In schools, workplaces and on the streets, Spain fell silent for five minutes on Friday in memory of the 191 people who died in Madrid a year ago in the worst terrorist attack in the country's history.
Candles burn on a train platform in Madrid on Friday
The mood was solemn in the Spanish capital on Friday. Traffic stopped and people emerged from their cars and offices and stood together silently on street corners at midday.
Prime Minister Jose Luis Rodriguez Zapatero laid a white wreath at a park of remembrance in central Madrid where 192 olive and cypress trees mark a lasting tribute to the victims, and to a policeman who was killed in early April during a raid on a suspect's flat.
The day of mourning had begun at sunrise, when church bells tolled at 7:37 a.m. -- the exact moment of the blasts. At the railway stations struck by the bombers a year ago, thousands of commuters went about their daily routine, but they were joined by others who were there to remember, and to grieve.
Two women grive as they commemorate victims of the March 11 train bombings in Madrid, Friday, March 11, 2005, at the same time and same spot a train was blown up by Muslim extremists a year ago.
"We have come here because there are so many people who cannot," a woman said as she wept at El Pozo station while clinging tightly to the arm of her husband Enrique. He was among the 1,900 injured in attacks. He still bears the scars, his head bandaged from yet another operation carried out this week.
Juana Leal, who was widowed by the attacks, placed flowers and lit two candles on the platform of the station in the working class area, one of three that was struck by the bombers.
"I heard the explosion, I phoned his mobile phone and he no longer answered," Leal said, recalling the day her husband died.
"A sense of indignation"
Zapatero's government, which came to power three days after the blasts, had asked workplaces to fall silent and for employees to remember the attacks, blamed on Moroccan extremists linked to the al Qaeda network.
Debris lies next to a destroyed train car after a bomb, exploded in the Atocha railway station in Madrid Thursday March 11, 2004.
Many Spaniards believe the bombs were laid in retaliation for the previous government's support of the US-led war in Iraq. Just before midday a commuter at the packed Atocha station, near where bombs exploded on two trains, said he believed the country had become safer since Zapatero last year made good on an electoral promise to pull Spain's troops out of Iraq.
"I still feel a sense of indignation," Ricardo Oliva told AFP. "It was a surprise when it happened, I just did not think that terrorists could do this in my city ... since we withdrew our troops from Iraq, I think the Islamic threat has receded."
Earlier, as sunrise bathed the Madrid skyline in golden light, the capital's church bells rang out for five minutes. The slow, solemn gongs echoed along streets and were broadcast by all television and radio stations.
On public transport, many commuters sat bowed over newspapers bearing the message that Spain would never forget the victims of the attacks, which have become known everywhere in Spanish as "11-M" and which clearly still haunt the country a year later.
"Silence and pain"
"The Open Wound" was how daily El Pais summed up the emotion in a caption alongside a photograph of a railway line glinting in the sun, while on the back page the daily listed the "191 lives broken."
"Silence and Pain," was financial daily Expansion's stark headline, while Cinco Dias opted for "The Memory of Pain." For some the poignancy of the moment was hard to bear. "The same train, the same day.

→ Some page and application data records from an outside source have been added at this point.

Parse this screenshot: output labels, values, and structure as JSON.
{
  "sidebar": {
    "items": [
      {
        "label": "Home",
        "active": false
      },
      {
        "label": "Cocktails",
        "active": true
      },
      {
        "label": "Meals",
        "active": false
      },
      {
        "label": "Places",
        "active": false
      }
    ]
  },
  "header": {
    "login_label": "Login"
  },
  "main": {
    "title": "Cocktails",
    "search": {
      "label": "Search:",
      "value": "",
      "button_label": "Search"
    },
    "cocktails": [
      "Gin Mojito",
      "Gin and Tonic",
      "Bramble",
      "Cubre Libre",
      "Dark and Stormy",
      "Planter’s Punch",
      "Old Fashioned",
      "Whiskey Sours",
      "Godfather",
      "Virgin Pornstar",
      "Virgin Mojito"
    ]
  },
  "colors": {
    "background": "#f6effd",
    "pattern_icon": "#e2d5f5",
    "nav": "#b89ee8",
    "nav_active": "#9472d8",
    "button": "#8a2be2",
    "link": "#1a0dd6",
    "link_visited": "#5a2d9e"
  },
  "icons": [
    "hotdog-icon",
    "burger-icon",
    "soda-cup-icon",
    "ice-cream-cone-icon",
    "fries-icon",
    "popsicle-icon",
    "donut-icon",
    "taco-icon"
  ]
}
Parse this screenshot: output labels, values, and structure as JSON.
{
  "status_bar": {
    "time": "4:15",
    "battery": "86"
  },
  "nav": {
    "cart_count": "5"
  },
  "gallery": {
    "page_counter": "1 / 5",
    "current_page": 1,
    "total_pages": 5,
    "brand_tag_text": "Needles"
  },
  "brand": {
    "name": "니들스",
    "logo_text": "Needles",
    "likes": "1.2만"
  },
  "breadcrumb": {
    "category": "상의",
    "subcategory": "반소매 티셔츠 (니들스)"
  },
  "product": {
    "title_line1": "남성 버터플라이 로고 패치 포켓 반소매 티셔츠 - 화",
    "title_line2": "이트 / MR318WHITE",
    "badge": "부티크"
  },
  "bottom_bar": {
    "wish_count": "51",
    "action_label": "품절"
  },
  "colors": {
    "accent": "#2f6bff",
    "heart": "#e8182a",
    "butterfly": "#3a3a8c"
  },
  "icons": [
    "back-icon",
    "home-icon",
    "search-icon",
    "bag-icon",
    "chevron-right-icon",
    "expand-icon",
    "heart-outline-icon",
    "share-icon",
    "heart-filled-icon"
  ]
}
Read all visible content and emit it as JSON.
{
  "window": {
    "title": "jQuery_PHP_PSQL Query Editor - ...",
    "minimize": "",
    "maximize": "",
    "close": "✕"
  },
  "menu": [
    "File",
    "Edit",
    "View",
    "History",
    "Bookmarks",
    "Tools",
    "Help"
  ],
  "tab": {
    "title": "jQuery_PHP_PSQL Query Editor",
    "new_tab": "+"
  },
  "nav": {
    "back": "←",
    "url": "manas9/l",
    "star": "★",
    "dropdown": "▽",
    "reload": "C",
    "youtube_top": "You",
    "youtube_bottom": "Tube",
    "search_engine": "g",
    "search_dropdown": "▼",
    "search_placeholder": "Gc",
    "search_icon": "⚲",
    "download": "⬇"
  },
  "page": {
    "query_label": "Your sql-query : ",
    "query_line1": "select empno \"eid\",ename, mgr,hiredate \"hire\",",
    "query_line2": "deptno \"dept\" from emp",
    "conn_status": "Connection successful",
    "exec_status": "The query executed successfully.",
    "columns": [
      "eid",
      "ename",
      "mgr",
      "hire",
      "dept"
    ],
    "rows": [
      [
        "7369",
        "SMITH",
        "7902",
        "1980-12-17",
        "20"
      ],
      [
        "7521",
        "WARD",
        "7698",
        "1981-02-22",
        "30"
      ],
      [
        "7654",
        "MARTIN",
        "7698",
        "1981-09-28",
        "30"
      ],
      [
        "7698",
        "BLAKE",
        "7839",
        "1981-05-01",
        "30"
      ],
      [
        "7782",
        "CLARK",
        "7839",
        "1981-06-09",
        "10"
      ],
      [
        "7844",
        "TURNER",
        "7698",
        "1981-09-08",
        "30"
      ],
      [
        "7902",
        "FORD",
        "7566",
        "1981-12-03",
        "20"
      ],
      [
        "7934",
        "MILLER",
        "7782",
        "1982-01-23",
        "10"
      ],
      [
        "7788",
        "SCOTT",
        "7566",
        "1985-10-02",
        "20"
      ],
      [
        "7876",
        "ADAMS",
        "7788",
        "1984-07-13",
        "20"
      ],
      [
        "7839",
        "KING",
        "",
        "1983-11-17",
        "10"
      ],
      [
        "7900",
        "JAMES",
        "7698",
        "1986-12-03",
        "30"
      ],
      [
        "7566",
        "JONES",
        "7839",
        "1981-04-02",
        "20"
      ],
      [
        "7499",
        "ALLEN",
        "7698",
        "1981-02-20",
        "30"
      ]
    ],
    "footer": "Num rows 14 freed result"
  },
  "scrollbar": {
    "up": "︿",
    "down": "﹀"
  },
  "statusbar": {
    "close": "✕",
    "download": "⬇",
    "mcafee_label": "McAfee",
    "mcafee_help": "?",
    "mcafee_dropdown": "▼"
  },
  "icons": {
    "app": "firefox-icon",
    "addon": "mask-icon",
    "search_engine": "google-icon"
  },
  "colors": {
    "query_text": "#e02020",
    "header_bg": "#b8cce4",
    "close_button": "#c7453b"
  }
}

It is not a good feeling," a middle-aged woman commuter told Spanish television reporters.
At midday, trains across Spain pulled into the nearest station for five minutes as flashing signs in stations explained the interruption to passengers.
A middle-aged man named Manuel said he believed it was time for Spaniards to move on.
"I am trying not to think about it too much, I think the best thing is to put it out of our minds," he said.
Amid the lasting emotional trauma, many of the relatives eschewed the official celebrations to mourn the loss of their loved ones in private.
Spain's Muslims thank Spaniards
Spain's Islamic Commission on Friday thanked their countrymen for the "exemplary" way in which they have made a distinction between Islam and terrorism after the March 11, 2004 attacks in Madrid.
"We feel deep and strong solidarity with the victims and their loved ones who have shown an exemplary attitude by never pointing a finger at the country's Muslim population but on the contrary, could tell the difference between terrorists and the Muslim people," the commission's secretary general, Riay Tatari, told private Spanish radio Cadena Ser.
A Muslim woman demonstrates against the Madrid terrorist attack in the Spanish capital.
Referring to the attack, he said: "It causes profound pain to all Muslims." Tatari, one of two secretary generals of the commission that was created by the government in 1991, said the country's Muslims wanted "to express their strongest thanks to all the Spanish people."
In the face of international terrorism, he said, "they knew how to make a clear distinction and see that the terror attacks against the Spanish people were born from the hate of a small minority which has nothing to do with the Muslim population," he added.
The commission called on Spain's imams to firmly condemn terrorism in their mosques on Friday and to pray for all the victims of the attacks.